■ Problem details
Find all lines with the word "shortcut" in the material, then copy them.

■ Records shown
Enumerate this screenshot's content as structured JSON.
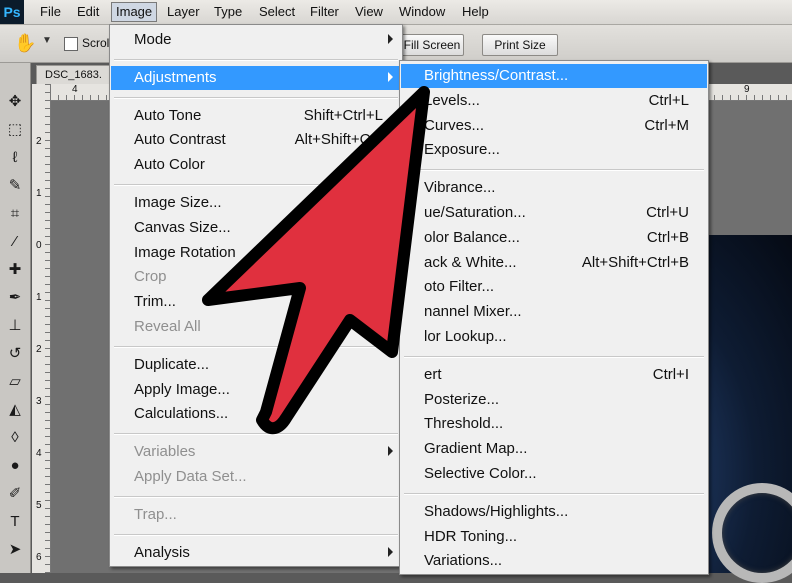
{
  "app": {
    "logo": "Ps"
  },
  "menubar": [
    "File",
    "Edit",
    "Image",
    "Layer",
    "Type",
    "Select",
    "Filter",
    "View",
    "Window",
    "Help"
  ],
  "options_bar": {
    "tool_icon": "hand-icon",
    "scroll_label": "Scrol",
    "fill_screen": "Fill Screen",
    "print_size": "Print Size"
  },
  "document": {
    "tab_title": "DSC_1683."
  },
  "rulers": {
    "top": [
      "4",
      "9"
    ],
    "left": [
      "2",
      "1",
      "0",
      "1",
      "2",
      "3",
      "4",
      "5",
      "6"
    ]
  },
  "image_menu": {
    "items": [
      {
        "label": "Mode",
        "submenu": true
      },
      {
        "separator": true
      },
      {
        "label": "Adjustments",
        "submenu": true,
        "highlighted": true
      },
      {
        "separator": true
      },
      {
        "label": "Auto Tone",
        "shortcut": "Shift+Ctrl+L"
      },
      {
        "label": "Auto Contrast",
        "shortcut": "Alt+Shift+Ctrl"
      },
      {
        "label": "Auto Color",
        "shortcut": "Shift+"
      },
      {
        "separator": true
      },
      {
        "label": "Image Size..."
      },
      {
        "label": "Canvas Size..."
      },
      {
        "label": "Image Rotation"
      },
      {
        "label": "Crop",
        "disabled": true
      },
      {
        "label": "Trim..."
      },
      {
        "label": "Reveal All",
        "disabled": true
      },
      {
        "separator": true
      },
      {
        "label": "Duplicate..."
      },
      {
        "label": "Apply Image..."
      },
      {
        "label": "Calculations..."
      },
      {
        "separator": true
      },
      {
        "label": "Variables",
        "submenu": true,
        "disabled": true
      },
      {
        "label": "Apply Data Set...",
        "disabled": true
      },
      {
        "separator": true
      },
      {
        "label": "Trap...",
        "disabled": true
      },
      {
        "separator": true
      },
      {
        "label": "Analysis",
        "submenu": true
      }
    ]
  },
  "adjustments_menu": {
    "items": [
      {
        "label": "Brightness/Contrast...",
        "highlighted": true
      },
      {
        "label": "Levels...",
        "shortcut": "Ctrl+L"
      },
      {
        "label": "Curves...",
        "shortcut": "Ctrl+M"
      },
      {
        "label": "Exposure..."
      },
      {
        "separator": true
      },
      {
        "label": "Vibrance..."
      },
      {
        "label": "ue/Saturation...",
        "shortcut": "Ctrl+U"
      },
      {
        "label": "olor Balance...",
        "shortcut": "Ctrl+B"
      },
      {
        "label": "ack & White...",
        "shortcut": "Alt+Shift+Ctrl+B"
      },
      {
        "label": "oto Filter..."
      },
      {
        "label": "nannel Mixer..."
      },
      {
        "label": "lor Lookup..."
      },
      {
        "separator": true
      },
      {
        "label": "ert",
        "shortcut": "Ctrl+I"
      },
      {
        "label": "Posterize..."
      },
      {
        "label": "Threshold..."
      },
      {
        "label": "Gradient Map..."
      },
      {
        "label": "Selective Color..."
      },
      {
        "separator": true
      },
      {
        "label": "Shadows/Highlights..."
      },
      {
        "label": "HDR Toning..."
      },
      {
        "label": "Variations..."
      }
    ]
  },
  "overlay": {
    "arrow_color": "#e0303e",
    "arrow_outline": "#000000"
  },
  "colors": {
    "highlight": "#3399ff",
    "menu_bg": "#f0f0f0"
  }
}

■ Problem solution
        "shortcut": "Shift+Ctrl+L"
        "shortcut": "Alt+Shift+Ctrl"
        "shortcut": "Shift+"
        "shortcut": "Ctrl+L"
        "shortcut": "Ctrl+M"
        "shortcut": "Ctrl+U"
        "shortcut": "Ctrl+B"
        "shortcut": "Alt+Shift+Ctrl+B"
        "shortcut": "Ctrl+I"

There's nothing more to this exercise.